Take a VM with a single VMDK and put it on a VSAN datastore with no storage policy, and you get the default configuration of Number of Failures to Tolerate (nFT) = 1 and Number of Disk Stripes per Object (nSO) = 1. You'd expect to see the disk mirrored between two hosts, with a third host acting as witness:
Image shamelessly copied from Duncan
If you drill down into the object information on the Web Client, it bears out what you'd expect:

Multi-stripe use case

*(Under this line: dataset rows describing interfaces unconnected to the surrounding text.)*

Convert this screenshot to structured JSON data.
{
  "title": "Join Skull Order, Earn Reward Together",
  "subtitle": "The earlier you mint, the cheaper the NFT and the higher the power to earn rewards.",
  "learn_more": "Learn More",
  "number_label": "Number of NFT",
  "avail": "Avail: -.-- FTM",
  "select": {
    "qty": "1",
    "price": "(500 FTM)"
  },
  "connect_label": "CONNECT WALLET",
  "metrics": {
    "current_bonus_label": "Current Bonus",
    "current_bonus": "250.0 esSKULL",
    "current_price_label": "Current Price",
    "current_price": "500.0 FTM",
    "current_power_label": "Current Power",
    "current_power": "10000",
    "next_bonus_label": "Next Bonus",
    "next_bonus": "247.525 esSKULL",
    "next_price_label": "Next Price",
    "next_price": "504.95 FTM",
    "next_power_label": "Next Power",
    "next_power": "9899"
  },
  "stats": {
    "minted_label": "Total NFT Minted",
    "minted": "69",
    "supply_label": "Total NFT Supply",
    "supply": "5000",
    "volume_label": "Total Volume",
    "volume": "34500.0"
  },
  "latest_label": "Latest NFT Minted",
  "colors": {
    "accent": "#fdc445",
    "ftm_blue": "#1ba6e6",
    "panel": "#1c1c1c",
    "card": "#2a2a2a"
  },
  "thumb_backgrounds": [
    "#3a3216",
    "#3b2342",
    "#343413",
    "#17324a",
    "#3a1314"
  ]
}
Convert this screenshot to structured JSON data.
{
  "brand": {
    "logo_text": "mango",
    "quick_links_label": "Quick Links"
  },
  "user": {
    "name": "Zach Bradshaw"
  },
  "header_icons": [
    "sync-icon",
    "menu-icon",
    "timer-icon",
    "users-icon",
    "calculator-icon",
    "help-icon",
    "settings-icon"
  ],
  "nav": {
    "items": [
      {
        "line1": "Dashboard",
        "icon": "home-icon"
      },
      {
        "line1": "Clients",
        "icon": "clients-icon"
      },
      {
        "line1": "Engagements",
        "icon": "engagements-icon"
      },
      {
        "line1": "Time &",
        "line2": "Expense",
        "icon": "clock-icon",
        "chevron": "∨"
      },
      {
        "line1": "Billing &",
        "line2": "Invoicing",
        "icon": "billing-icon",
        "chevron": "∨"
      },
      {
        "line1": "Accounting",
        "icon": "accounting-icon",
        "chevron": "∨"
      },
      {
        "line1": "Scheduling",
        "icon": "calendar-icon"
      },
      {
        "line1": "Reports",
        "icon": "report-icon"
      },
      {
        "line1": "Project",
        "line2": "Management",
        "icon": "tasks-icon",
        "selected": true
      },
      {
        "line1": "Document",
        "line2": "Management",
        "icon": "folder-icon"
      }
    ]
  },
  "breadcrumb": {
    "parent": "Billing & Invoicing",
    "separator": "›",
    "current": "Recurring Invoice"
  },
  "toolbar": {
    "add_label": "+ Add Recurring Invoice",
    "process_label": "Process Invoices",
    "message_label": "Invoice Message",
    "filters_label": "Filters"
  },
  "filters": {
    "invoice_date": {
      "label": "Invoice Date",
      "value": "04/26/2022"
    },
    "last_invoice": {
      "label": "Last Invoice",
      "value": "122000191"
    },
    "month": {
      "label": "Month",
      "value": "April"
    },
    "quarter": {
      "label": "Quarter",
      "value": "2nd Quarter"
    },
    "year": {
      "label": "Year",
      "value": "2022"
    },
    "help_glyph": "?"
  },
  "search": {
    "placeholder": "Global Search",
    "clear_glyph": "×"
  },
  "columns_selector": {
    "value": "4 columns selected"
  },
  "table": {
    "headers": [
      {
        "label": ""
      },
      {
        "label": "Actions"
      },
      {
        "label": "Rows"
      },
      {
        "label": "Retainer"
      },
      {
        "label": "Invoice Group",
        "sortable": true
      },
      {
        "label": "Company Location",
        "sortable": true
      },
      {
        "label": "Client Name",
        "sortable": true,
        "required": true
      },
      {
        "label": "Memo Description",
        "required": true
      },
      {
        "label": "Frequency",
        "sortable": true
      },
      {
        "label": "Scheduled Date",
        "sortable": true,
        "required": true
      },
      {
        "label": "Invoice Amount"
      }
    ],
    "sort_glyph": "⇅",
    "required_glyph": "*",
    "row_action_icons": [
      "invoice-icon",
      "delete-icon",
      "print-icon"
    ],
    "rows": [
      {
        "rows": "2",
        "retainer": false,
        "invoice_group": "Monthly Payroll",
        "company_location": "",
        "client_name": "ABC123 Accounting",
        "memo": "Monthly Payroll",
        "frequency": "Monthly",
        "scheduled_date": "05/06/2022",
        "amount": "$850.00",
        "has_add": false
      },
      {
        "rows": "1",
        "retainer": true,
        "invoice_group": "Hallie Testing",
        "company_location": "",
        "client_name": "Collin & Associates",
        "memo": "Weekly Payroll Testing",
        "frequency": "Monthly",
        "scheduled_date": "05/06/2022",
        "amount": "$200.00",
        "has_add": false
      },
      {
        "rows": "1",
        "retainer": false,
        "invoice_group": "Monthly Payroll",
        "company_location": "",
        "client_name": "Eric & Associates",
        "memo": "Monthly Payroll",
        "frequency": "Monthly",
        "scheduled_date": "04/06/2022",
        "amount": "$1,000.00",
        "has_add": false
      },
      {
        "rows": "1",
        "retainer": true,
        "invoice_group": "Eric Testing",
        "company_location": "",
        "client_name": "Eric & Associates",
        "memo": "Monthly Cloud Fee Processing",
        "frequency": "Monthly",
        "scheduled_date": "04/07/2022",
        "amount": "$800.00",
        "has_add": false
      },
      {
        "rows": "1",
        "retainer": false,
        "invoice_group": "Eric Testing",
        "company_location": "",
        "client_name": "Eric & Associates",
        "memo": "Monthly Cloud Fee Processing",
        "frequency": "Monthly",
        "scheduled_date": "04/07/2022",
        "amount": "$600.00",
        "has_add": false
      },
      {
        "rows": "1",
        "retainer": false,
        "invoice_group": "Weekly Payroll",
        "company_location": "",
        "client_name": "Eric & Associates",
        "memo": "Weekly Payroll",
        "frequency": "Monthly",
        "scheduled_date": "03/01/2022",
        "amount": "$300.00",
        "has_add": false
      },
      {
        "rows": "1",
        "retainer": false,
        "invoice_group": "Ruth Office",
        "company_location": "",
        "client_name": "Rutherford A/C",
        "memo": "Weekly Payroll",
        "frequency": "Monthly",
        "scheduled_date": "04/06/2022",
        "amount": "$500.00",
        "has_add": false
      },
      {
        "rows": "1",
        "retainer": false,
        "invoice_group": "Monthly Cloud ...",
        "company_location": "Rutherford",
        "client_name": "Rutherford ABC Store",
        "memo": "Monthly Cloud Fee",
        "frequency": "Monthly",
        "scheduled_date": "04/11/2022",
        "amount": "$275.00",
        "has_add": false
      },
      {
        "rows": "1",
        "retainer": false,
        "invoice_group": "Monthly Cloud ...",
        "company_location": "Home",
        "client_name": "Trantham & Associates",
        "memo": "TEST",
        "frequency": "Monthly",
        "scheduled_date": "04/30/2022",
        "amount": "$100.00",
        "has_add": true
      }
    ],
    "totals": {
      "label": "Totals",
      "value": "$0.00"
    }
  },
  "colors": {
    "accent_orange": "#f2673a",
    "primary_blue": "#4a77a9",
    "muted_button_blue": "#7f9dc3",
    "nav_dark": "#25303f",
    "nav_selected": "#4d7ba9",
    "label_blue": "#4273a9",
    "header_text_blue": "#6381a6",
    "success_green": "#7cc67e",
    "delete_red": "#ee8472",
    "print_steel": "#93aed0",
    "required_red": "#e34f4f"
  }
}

The purpose of the "Number of Disk Stripes per Object" policy is to leverage additional disks in a host to provide more performance. The help text from the nSO policy is as follows:
The number of HDDs across which each replica of a storage object is striped. A value higher than 1 may result in better performance (for e.g. when flash read cache misses need to get services from HDD), but also results in higher use of system resources. Default value 1, Maximum value: 12.
In practice, adding additional stripes results in VSAN adding a new "RAID 0" layer in the leaf objects hierarchy under the "RAID 1" layer. That first level is the per-host distribution of objects needed to meet the nFT policy rule; this second layer represents the per-host distribution of objects necessary to meet the nSO policy rule.

As you can see from the diagram, the stripes for a single replica aren't necessarily written to the same host. Somehow, I'd gotten the impression that a replica had a 1:1 relationship with a host, which isn't the way it's run in practice.

I'd also been misreading the details in the web client for the distribution of the components; when all your disks have a display name that only varies in the least-significant places of the "naa" identifier, it's easy to get confused. To get around that, I renamed all my devices to reflect the host.slot and type so I could see where everything landed at a glance:

As this screencap shows, the VM's disk is a 4-part stripe, split among all three of my hosts. One host (esx2) has all four components, so the other hosts need enough "secondary" witnesses to balance it out (three for esx3 because it hold one data component, one for host esx1 because it holds three data components). There's also a "tiebreaker" witness (on esx1) because the sum of the data components and secondary witnesses is an even number.

The other disks show similar distribution, but the details of disk utilization is not the same. The only thing I've found to be fairly consistent in my testing is that one host will always get an entire replica, while the other two hosts share components for the other replica; this occurs for all policies with nSO>1. If you have more than 3 hosts, your results will likely be different.